•Choose the appropriate “reply” setting. Think twice when using “Reply all,” for example, to determine whether all original recipients really need to be copied on the response.

•Respond to e-mails in an appropriate amount of time. What is acceptable may vary by organization, person, and project. For example, some people or projects require immediate responses. Others may be fine with a response within 24 hours.

•Use professional names for e-mail attachments. Use names that clearly identify what the attachment is.

•Treat e-mails as the unsecure documents they are. E-mails are not private, so never use them for confidential or sensitive information, such as customer account numbers.

•Don’t send an e-mail in anger. If typing your frustrations helps you to diffuse them, open a word processing document and do so, but then delete the document. Don’t open an e-mail message in which to vent because it could be too easy (or tempting) to send it inadvertently.

Source: hr.blr.com

NCB Co-op 100 list of the largest cooperatives in the U.S.

(Shared by Hannah Scott, Manager, Ohio Cooperative Development Center, OSU South Centers)

The NCB Co-op 100 Reports Top Producing Cooperatives with Revenues of $208 Billion
Oct. 3, 2017, 01:12 PM

Arlington, VA, Oct. 03, 2017 (GLOBE NEWSWIRE) — Arlington, VA (October 3, 2017) — National Cooperative Bank, known for providing banking solutions tailored to meet the needs of cooperatives nationwide, released its annual NCB Co-op 100®, listing the nation’s top 100 revenue-earning cooperative businesses.
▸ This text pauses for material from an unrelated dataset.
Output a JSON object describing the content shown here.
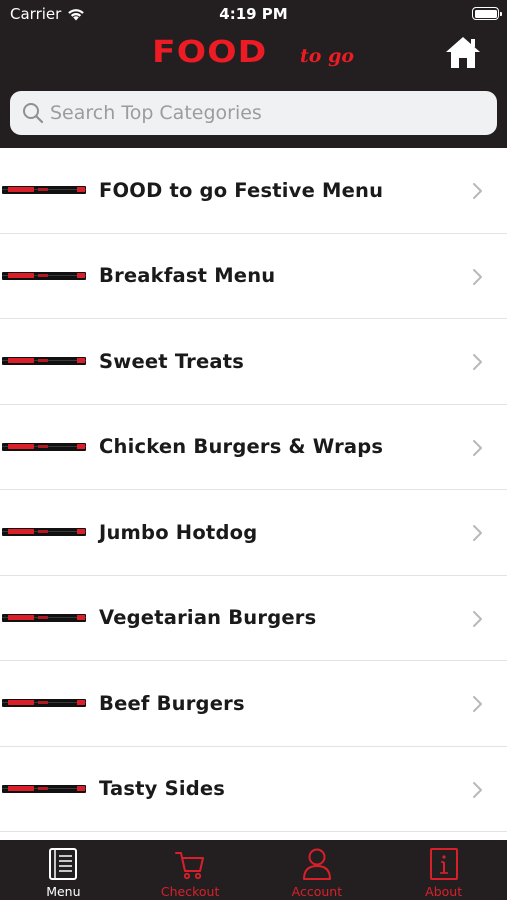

In 2016, these businesses posted revenue totaling approximately $208 billion. The NCB Co-op 100® remains the only annual report of its kind to track the profits and successes of cooperative businesses in the United States.

“The economic impact of cooperatives is critical to our economy”, stated Charles E. Snyder, President and CEO of National Cooperative Bank. “Cooperatives can be seen in just about every industry across America, including local food, finance, housing and energy. Whether its brining fresh local food through a food co-op or affordable homeownership through a housing cooperative, cooperatives help strengthen communities.”

This year’s theme for Co-op Month is “Cooperatives Commit.” In addition to ranking the top 100 co-ops by revenue, the report also highlights the many ways co-ops commit to their members, sustainability, education, impact, kindness and their community.

The following are the top revenue producers in 2016 for the NCB Co-op 100’s main sectors:

•CHS Inc., based in Saint Paul, Minnesota reported $30.3 billion in revenues in 2016 and maintained its first place position on the NCB Co-op 100 list.
•Dairy Farmers of America, based in Kansas City, Missouri, reported $13.5 billion in revenues, earning the number two ranking this year.

•Wakefern Food Corporation/ Shoprite, based in Keasbey, New Jersey reported $12.8 billion in revenue, earning the fourth ranking this year.
•Associated Wholesale Grocers, Inc., based in Kansas City, Kansas reported revenue of $9.2 billion and earned the fifth position on the list.

Hardware & Lumber:
•ACE Hardware, based in Oak Brook, Illinois earned $5.1 billion in revenue and came in at number nine on the list.
•Do-it-Best Corp., located in Fort Wayne, Indiana earned the 12th place on the list, with $3.0 billion reported in revenue.

•Navy Federal Credit Union, headquartered in Merrifield, Virginia, earned $5.4 billion in revenues and is number eight on the list.
•CoBank headquartered in Greenwood Village, Colorado earned $2.8 billion and came in 14th on the list.

•HealthPartners, Inc., located in Bloomington, Minnesota earned $6.0 billion in revenue and is seventh on the list.

Energy & Communications:
•Basin Electric Power Cooperative, located in Bismarck, North Dakota earned the 18th position with a reported $2.0 billion in revenue in 2016.
•Oglethorpe Power Corporation, located in Tucker, Georgia earned the 27th position with reported revenue of $1.5 billion in 2016.

While the companies and rankings change each year, the cooperative sector continues to advance, playing an increasingly influential role in the national and global economy. Released annually in October during National Co-op Month, the NCB Co-op 100® is just one way the Bank strives to educate and promote the importance of this sector.

Read more …